After the Bell: Grains, Livestock Rally on Tentative U.S./China Trade Deal

Posted on Fri, 12/13/2019 - 15:14

Corn: December corn futures expired 3/4 cent lower at $3.66 1/4. The March through December 2020 contracts posted gains of 2 to 3 3/4 cents today, though that was midrange and around opening levels. For the week, March corn futures firmed 4 1/4 cents. Today’s price action was somewhat disappointing given news of a trade deal in principle between the U.S. and China. Still, with funds short the corn market and recent price action hinting at a low, it wouldn’t be surprising to see some follow-through buying next week. But traders will likely want to see more details of the deal before they push the market solidly higher. Once the U.S./China trade deal is signed – hopefully sometime in January – attention will turn to actual sales levels for corn, ethanol and DDGs to China. Of the three, China’s need for ethanol may be the greatest, though plans for nationwide 10% ethanol use in 2020 have been scrapped. Any Chinese purchases of corn or corn-based products would be boost to demand, which is struggling.  

Soybeans: Soybeans rose to a three-week high but settled off the week’s best levels. March soybeans rose 9 cents to close at $9.21 ½ and up 17 ¾ cents for the week. Prices touched $9.31 ½ earlier today and that will be key resistance next week. March meal was down $1.20 this week, while March soyoil was up $1.37.  The U.S. and China confirmed they have reached a tentative Phase 1 trade agreement. China has agreed to buy $32 billion of additional U.S. farm products over two years as part of the deal. However, during a press conference today in Beijing, Chinese officials were extremely evasive and vague about the size of ag purchases they will buy. Traders will be watching for signs of any new Chinese purchases next week and further clarification of the trade agreement details. Aside from China news, the market will watch Monday’s NOPA crush report for direction. Traders expect the report to show record crush for November, though down slightly from October’s all-time high.  

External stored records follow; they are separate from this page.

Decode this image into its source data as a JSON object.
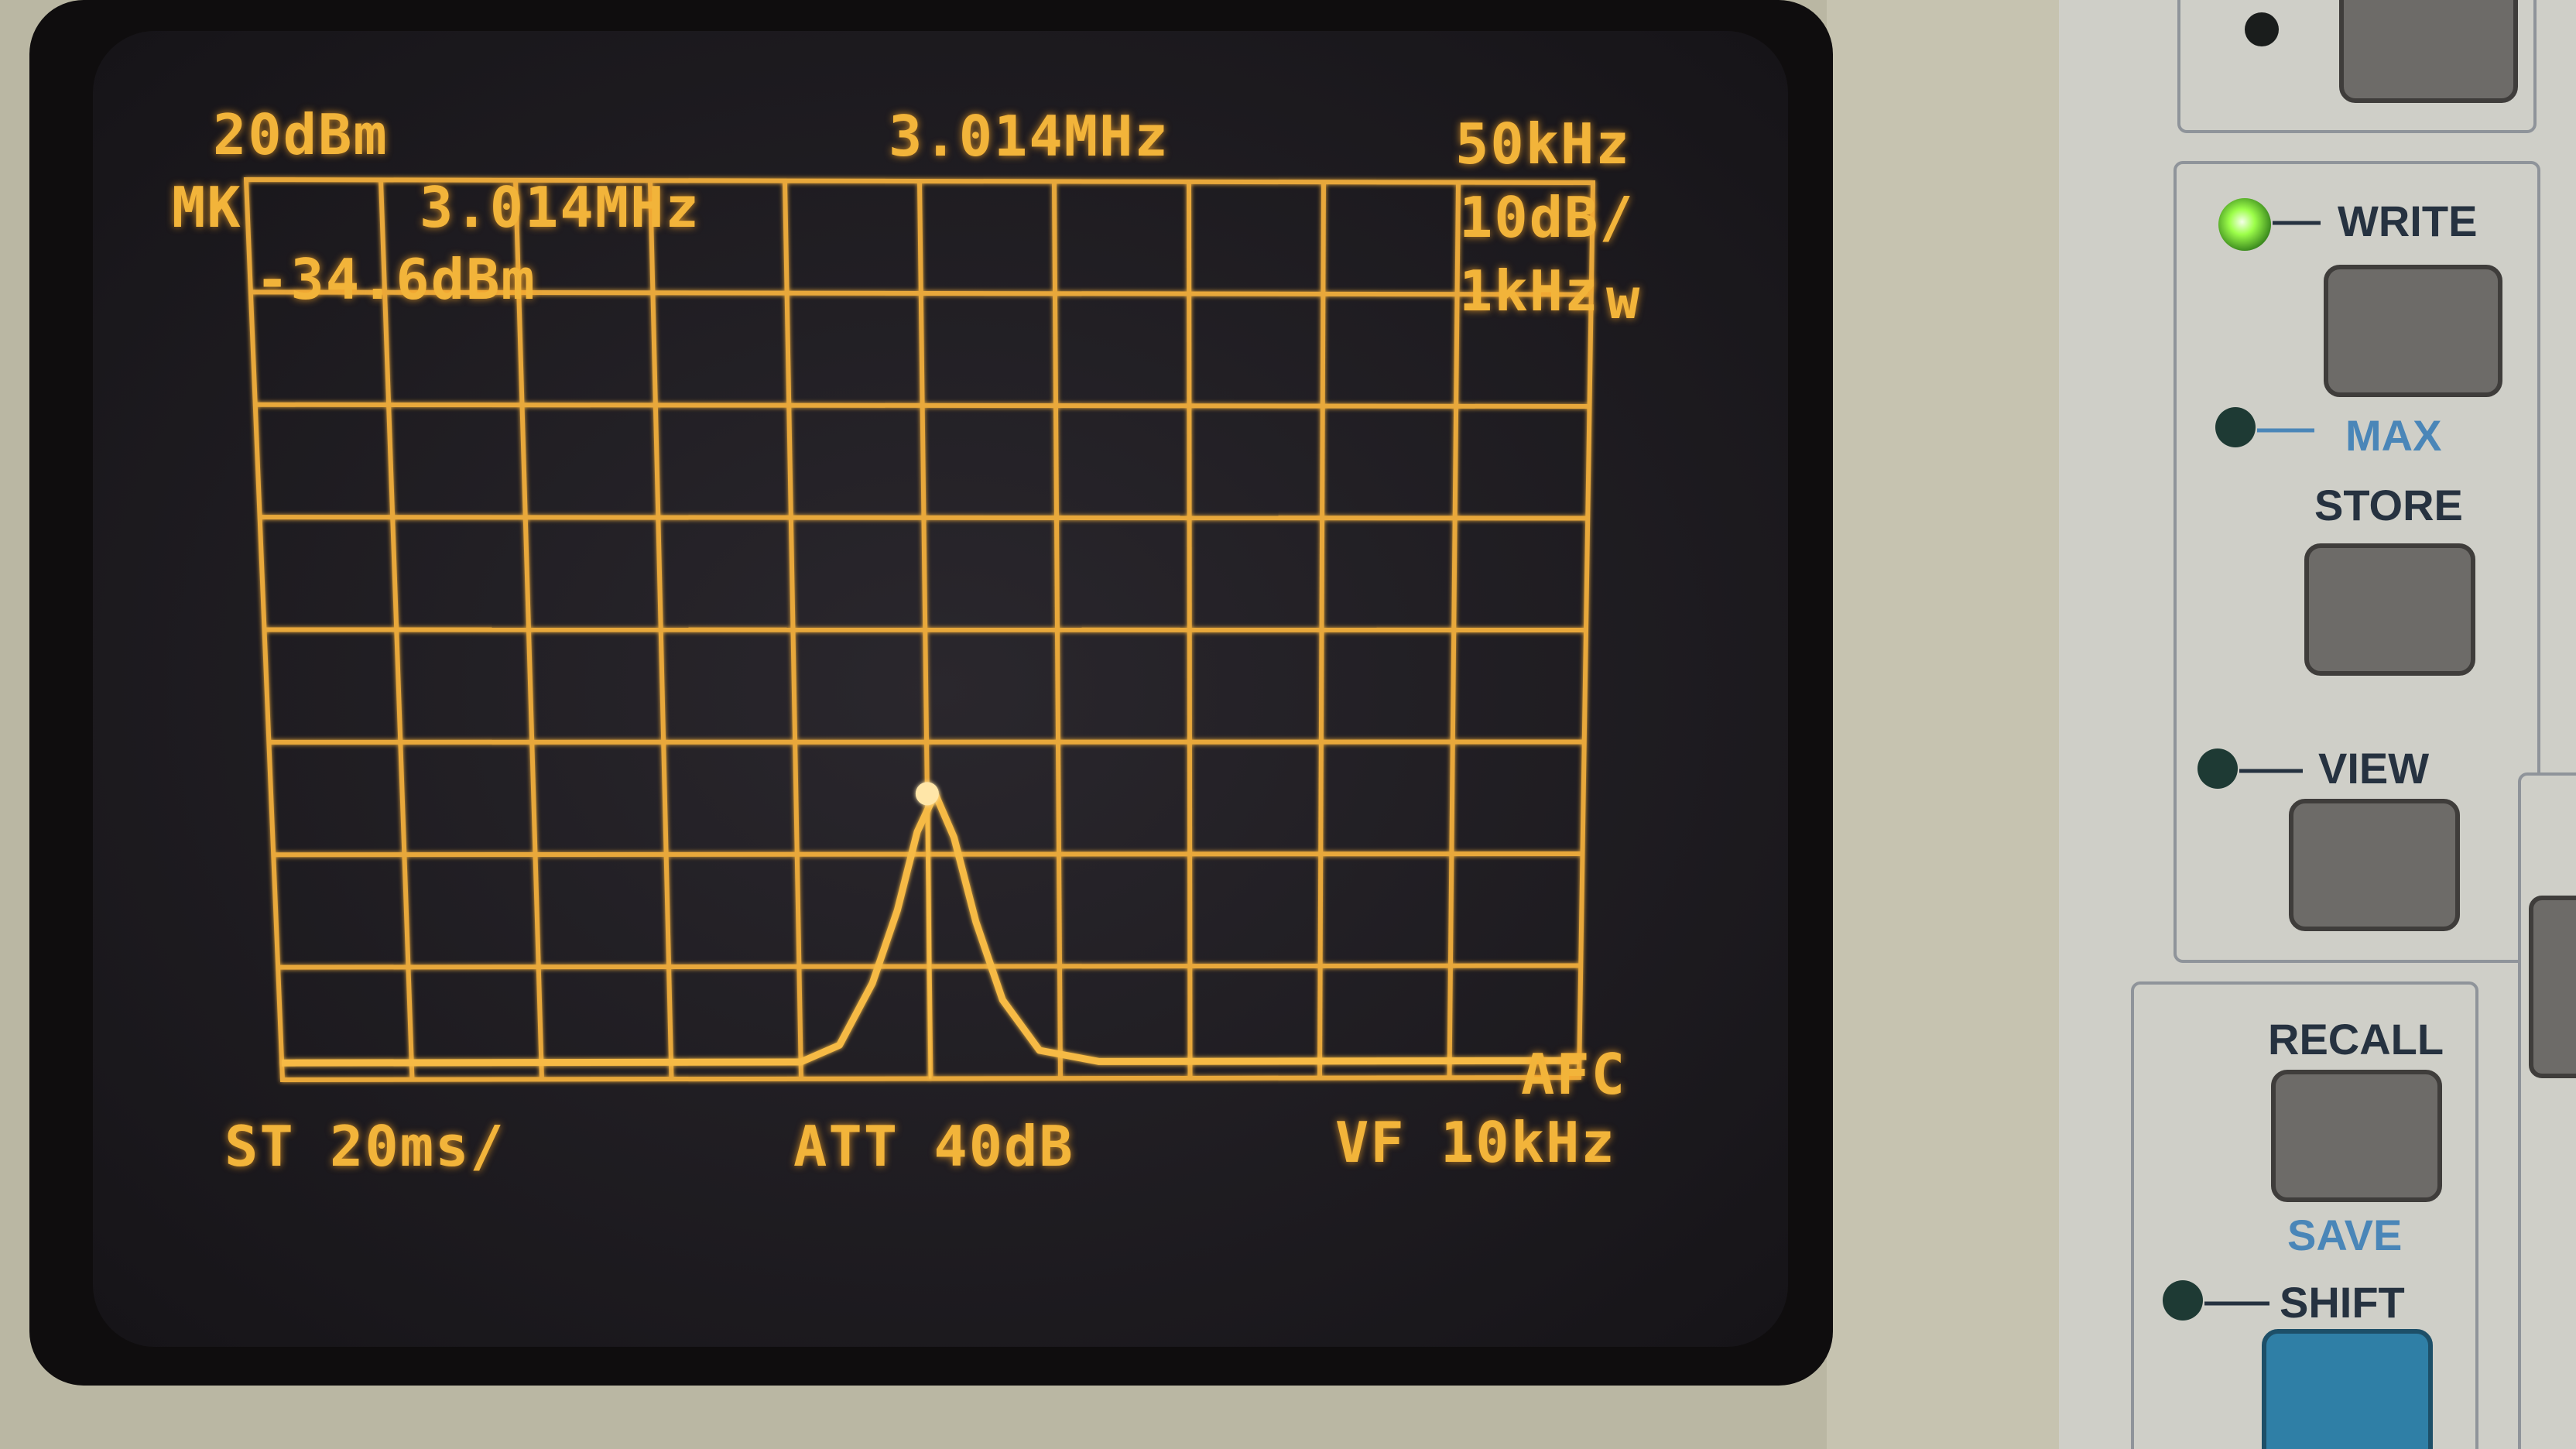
{
  "colors": {
    "trace": "#f2b43a",
    "screen_background": "#201d22",
    "bezel": "#0f0d0e",
    "case": "#b9b6a2",
    "panel": "#c8c8c0",
    "button": "#6d6b68",
    "shift_button": "#2f7fa6",
    "led_on": "#8fff4a",
    "led_off": "#1e3a34",
    "label_dark": "#263240",
    "label_blue": "#4a86b8"
  },
  "screen": {
    "ref_level": "20dBm",
    "center_freq": "3.014MHz",
    "span": "50kHz",
    "marker_label": "MK",
    "marker_freq": "3.014MHz",
    "marker_level": "-34.6dBm",
    "scale": "10dB/",
    "rbw": "1kHz",
    "rbw_flag": "w",
    "afc": "AFC",
    "sweep_time": "ST 20ms/",
    "attenuation": "ATT 40dB",
    "video_filter": "VF 10kHz"
  },
  "panel": {
    "write": "WRITE",
    "max": "MAX",
    "store": "STORE",
    "view": "VIEW",
    "recall": "RECALL",
    "save": "SAVE",
    "shift": "SHIFT"
  },
  "chart_data": {
    "type": "line",
    "title": "",
    "xlabel": "",
    "ylabel": "",
    "x_unit": "MHz",
    "y_unit": "dBm",
    "center_MHz": 3.014,
    "span_kHz": 50,
    "ref_level_dBm": 20,
    "scale_dB_per_div": 10,
    "grid": {
      "x_divisions": 10,
      "y_divisions": 8,
      "visible": true
    },
    "xlim": [
      2.989,
      3.039
    ],
    "ylim": [
      -60,
      20
    ],
    "x": [
      2.989,
      3.009,
      3.0105,
      3.0118,
      3.0128,
      3.0136,
      3.0143,
      3.015,
      3.0158,
      3.0168,
      3.0182,
      3.0205,
      3.039
    ],
    "y": [
      -58.5,
      -58.5,
      -57,
      -51.5,
      -45,
      -38,
      -34.6,
      -38.5,
      -46,
      -53,
      -57.5,
      -58.5,
      -58.5
    ],
    "marker": {
      "x": 3.014,
      "y": -34.6
    }
  }
}
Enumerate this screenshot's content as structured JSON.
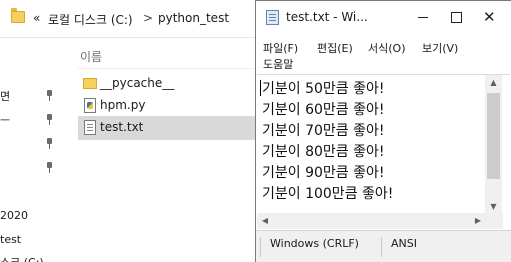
{
  "explorer": {
    "breadcrumb_sep": "«",
    "breadcrumb_drive": "로컬 디스크 (C:)",
    "breadcrumb_folder": "python_test",
    "chevron": ">",
    "column_name": "이름",
    "nav_items": [
      "면",
      "ㅡ",
      "",
      "",
      "2020",
      "test",
      "스크 (C:)"
    ],
    "files": [
      {
        "name": "__pycache__",
        "icon": "folder-icon"
      },
      {
        "name": "hpm.py",
        "icon": "python-file-icon"
      },
      {
        "name": "test.txt",
        "icon": "text-file-icon",
        "selected": true
      }
    ]
  },
  "notepad": {
    "title": "test.txt - Wi...",
    "close_glyph": "✕",
    "menu": [
      "파일(F)",
      "편집(E)",
      "서식(O)",
      "보기(V)",
      "도움말"
    ],
    "lines": [
      "기분이 50만큼 좋아!",
      "기분이 60만큼 좋아!",
      "기분이 70만큼 좋아!",
      "기분이 80만큼 좋아!",
      "기분이 90만큼 좋아!",
      "기분이 100만큼 좋아!"
    ],
    "scroll_up": "▲",
    "scroll_down": "▼",
    "scroll_left": "◀",
    "scroll_right": "▶",
    "status": {
      "line_ending": "Windows (CRLF)",
      "encoding": "ANSI"
    }
  }
}
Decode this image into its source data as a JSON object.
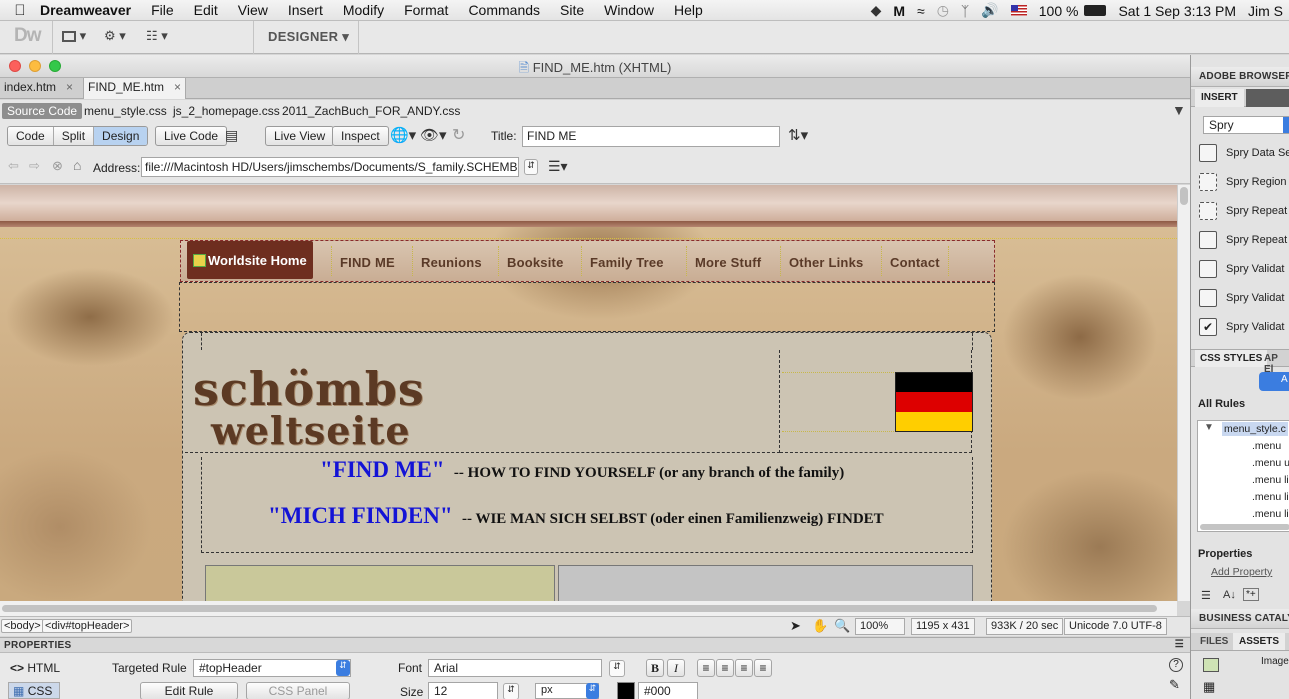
{
  "menubar": {
    "app": "Dreamweaver",
    "menus": [
      "File",
      "Edit",
      "View",
      "Insert",
      "Modify",
      "Format",
      "Commands",
      "Site",
      "Window",
      "Help"
    ],
    "battery": "100 %",
    "datetime": "Sat 1 Sep  3:13 PM",
    "user": "Jim S"
  },
  "toolbar": {
    "logo": "Dw",
    "workspace": "DESIGNER ▾"
  },
  "window": {
    "title": "FIND_ME.htm (XHTML)"
  },
  "doc_tabs": [
    {
      "label": "index.htm"
    },
    {
      "label": "FIND_ME.htm"
    }
  ],
  "related": {
    "source": "Source Code",
    "files": [
      "menu_style.css",
      "js_2_homepage.css",
      "2011_ZachBuch_FOR_ANDY.css"
    ]
  },
  "doctoolbar": {
    "code": "Code",
    "split": "Split",
    "design": "Design",
    "live_code": "Live Code",
    "live_view": "Live View",
    "inspect": "Inspect",
    "title_label": "Title:",
    "title_value": "FIND ME"
  },
  "address": {
    "label": "Address:",
    "value": "file:///Macintosh HD/Users/jimschembs/Documents/S_family.SCHEMBS.com"
  },
  "page": {
    "nav": [
      "Worldsite Home",
      "FIND ME",
      "Reunions",
      "Booksite",
      "Family Tree",
      "More Stuff",
      "Other Links",
      "Contact"
    ],
    "logo_line1": "schömbs",
    "logo_line2": "weltseite",
    "find1_title": "\"FIND ME\"",
    "find1_sub": "-- HOW TO FIND YOURSELF (or any branch of the family)",
    "find2_title": "\"MICH FINDEN\"",
    "find2_sub": "-- WIE MAN SICH SELBST (oder einen Familienzweig) FINDET",
    "flag_colors": [
      "#000000",
      "#dd0000",
      "#ffce00"
    ]
  },
  "status": {
    "tag1": "<body>",
    "tag2": "<div#topHeader>",
    "zoom": "100%",
    "dims": "1195 x 431",
    "size": "933K / 20 sec",
    "encoding": "Unicode 7.0 UTF-8"
  },
  "properties": {
    "header": "PROPERTIES",
    "html": "HTML",
    "css": "CSS",
    "targeted_rule_label": "Targeted Rule",
    "targeted_rule": "#topHeader",
    "edit_rule": "Edit Rule",
    "css_panel": "CSS Panel",
    "font_label": "Font",
    "font": "Arial",
    "size_label": "Size",
    "size": "12",
    "unit": "px",
    "color": "#000"
  },
  "rightpanel": {
    "browserlab": "ADOBE BROWSERLAB",
    "insert": "INSERT",
    "category": "Spry",
    "items": [
      "Spry Data Se",
      "Spry Region",
      "Spry Repeat",
      "Spry Repeat",
      "Spry Validat",
      "Spry Validat",
      "Spry Validat"
    ],
    "css_styles": "CSS STYLES",
    "ap": "AP El",
    "all_rules": "All Rules",
    "rules": [
      "menu_style.c",
      ".menu",
      ".menu u",
      ".menu li",
      ".menu li",
      ".menu li"
    ],
    "properties": "Properties",
    "add_property": "Add Property",
    "business": "BUSINESS CATALYST",
    "files": "FILES",
    "assets": "ASSETS",
    "images": "Images"
  }
}
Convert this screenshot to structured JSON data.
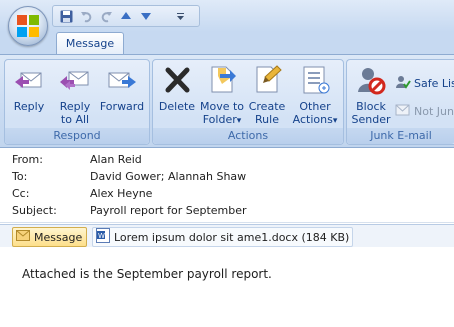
{
  "window": {
    "tab_label": "Message"
  },
  "quick_access": {
    "icons": [
      "save-icon",
      "undo-icon",
      "redo-icon",
      "up-arrow-icon",
      "down-arrow-icon",
      "customize-dropdown-icon"
    ]
  },
  "ribbon": {
    "groups": {
      "respond": {
        "label": "Respond",
        "buttons": {
          "reply": "Reply",
          "reply_all": "Reply\nto All",
          "forward": "Forward"
        }
      },
      "actions": {
        "label": "Actions",
        "buttons": {
          "delete": "Delete",
          "move_to_folder": "Move to\nFolder",
          "create_rule": "Create\nRule",
          "other_actions": "Other\nActions"
        }
      },
      "junk": {
        "label": "Junk E-mail",
        "buttons": {
          "block_sender": "Block\nSender",
          "safe_list": "Safe List",
          "not_junk": "Not Junk"
        }
      }
    },
    "dropdown_arrow": "▾"
  },
  "headers": {
    "from_label": "From:",
    "from_value": "Alan Reid",
    "to_label": "To:",
    "to_value": "David Gower; Alannah Shaw",
    "cc_label": "Cc:",
    "cc_value": "Alex Heyne",
    "subject_label": "Subject:",
    "subject_value": "Payroll report for September"
  },
  "attachments": {
    "message_tab": "Message",
    "file": "Lorem ipsum dolor sit ame1.docx (184 KB)"
  },
  "body": {
    "text": "Attached is the September payroll report."
  },
  "colors": {
    "ribbon_text": "#15428b",
    "group_label": "#3e6aaa",
    "accent": "#c6d9f1"
  }
}
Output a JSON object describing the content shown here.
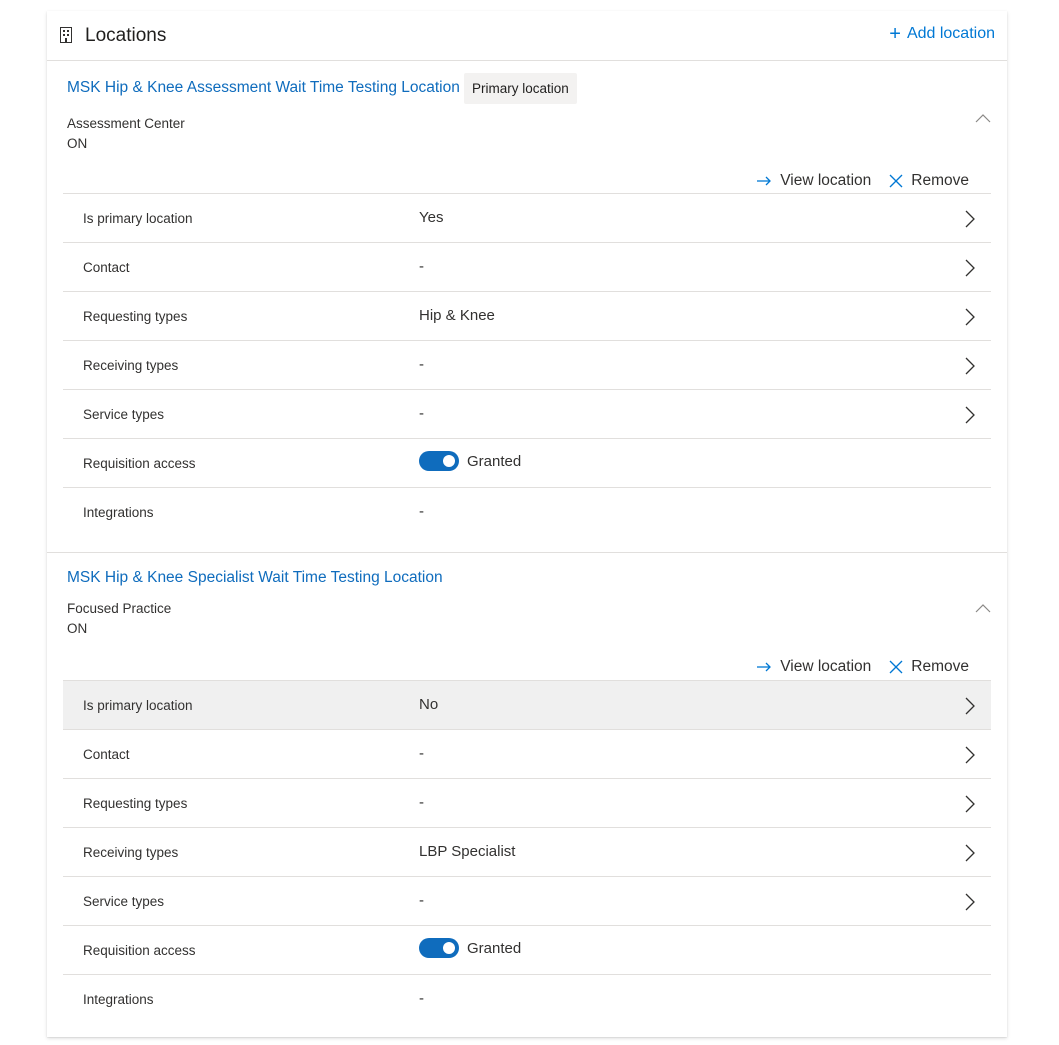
{
  "header": {
    "title": "Locations",
    "add_label": "Add location"
  },
  "locations": [
    {
      "name": "MSK Hip & Knee Assessment Wait Time Testing Location",
      "badge": "Primary location",
      "type": "Assessment Center",
      "province": "ON",
      "view_label": "View location",
      "remove_label": "Remove",
      "rows": [
        {
          "label": "Is primary location",
          "value": "Yes"
        },
        {
          "label": "Contact",
          "value": "-"
        },
        {
          "label": "Requesting types",
          "value": "Hip & Knee"
        },
        {
          "label": "Receiving types",
          "value": "-"
        },
        {
          "label": "Service types",
          "value": "-"
        },
        {
          "label": "Requisition access",
          "value": "Granted",
          "toggle_on": true
        },
        {
          "label": "Integrations",
          "value": "-"
        }
      ]
    },
    {
      "name": "MSK Hip & Knee Specialist Wait Time Testing Location",
      "type": "Focused Practice",
      "province": "ON",
      "view_label": "View location",
      "remove_label": "Remove",
      "rows": [
        {
          "label": "Is primary location",
          "value": "No"
        },
        {
          "label": "Contact",
          "value": "-"
        },
        {
          "label": "Requesting types",
          "value": "-"
        },
        {
          "label": "Receiving types",
          "value": "LBP Specialist"
        },
        {
          "label": "Service types",
          "value": "-"
        },
        {
          "label": "Requisition access",
          "value": "Granted",
          "toggle_on": true
        },
        {
          "label": "Integrations",
          "value": "-"
        }
      ]
    }
  ],
  "colors": {
    "accent": "#0078d4",
    "link": "#0f6cbd",
    "toggle": "#0f6cbd",
    "hover_row": "#f0f0f0"
  }
}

Wheat: futures end steady to slightly higher on Friday, capping weekly gains. March SRW wheat rose 2 ¼ cents to $5.32 ½, March HRW futures ended unchanged at $4.42 ¾ and spring wheat rose 2 ¾. For the week, SRW gained 8 cents, HRW rebounded 11 ¾ cents and spring wheat jumped 13 cents. Wheat will follow corn and soybeans next week after the U.S./China trade agreement reduces some U.S. tariffs on in exchange for increased Chinese purchases of American goods. China will import more U.S. grains, China’s vice agricultural minister said today but did not elaborate.  The weakness in the dollar this week is a positive for reducing the cost of U.S. wheat to overseas buyers.  

Cotton: Cotton futures climbed to their highest level since June today in early action, but the market was only able to muster a midrange close, with futures ending anywhere from 37 points lower to 26 points higher through the December 2020 contract. Futures posted gains for the week, with the March contract rising 80 points. Cotton futures initially enjoyed followthrough buying today on confirmation from China that a Phase 1 trade deal involving ag purchases had been reached in principle. But the market backed off gains as the agreement still needs to go through legal channels and amid skepticism that China really would agree to the $40 billion in U.S. farm good purchases in the first year of the deal that U.S. Trade Representative Bob Lighthizer indicated. That would be a massive jump from the current annual record that’s just shy of $30 billion. Updates on this front, and especially any Chinese comments regarding the farm purchases, will dictate price action next week.  

Hogs: December lean hog futures expired 52 1/2 cents lower at $60.475. The February through July contracts posted gains of 85 cents to $1.60, though they ended well off session highs. For the week, February hogs firmed $1.95. Euphoria over the trade deal with China in principle fueled gains in the hog market today, as this would open the door for even more Chinese purchases of U.S. pork. But full details of the deal aren’t known yet and it hasn’t been signed, which caused futures to slip well off session highs. Attitudes toward the trade deal will guide the market next week, but price action could be volatile as traders try to sort out the details.  

Cattle: Some live cattle and feeder cattle rose to new contract highs today. February live cattle surged $2.45 to $127.55 and April futures rose $2.00 to $128.20. March feeders gained $2.80 to $146.25. The breakout to the upside should see fresh followthrough buying. Cash cattle traded steady this week, and traders will be looking for more of the same, with domestic demand still very good and likely to improve given the recent drop in wholesale prices since October. Beef prices rose $1.39 for Choice on Friday and $1.80 for Select. Beef packer margins fell to $95.75 from $171.05 a week ago, but that’s still a good profit. The U.S. and China reached a Phase 1 trade agreement that will lead to a boost in U.S. ag product imports. The deal needs to go through translations and legal reviews and may be signed in January. That could lead to increased beef sales to China.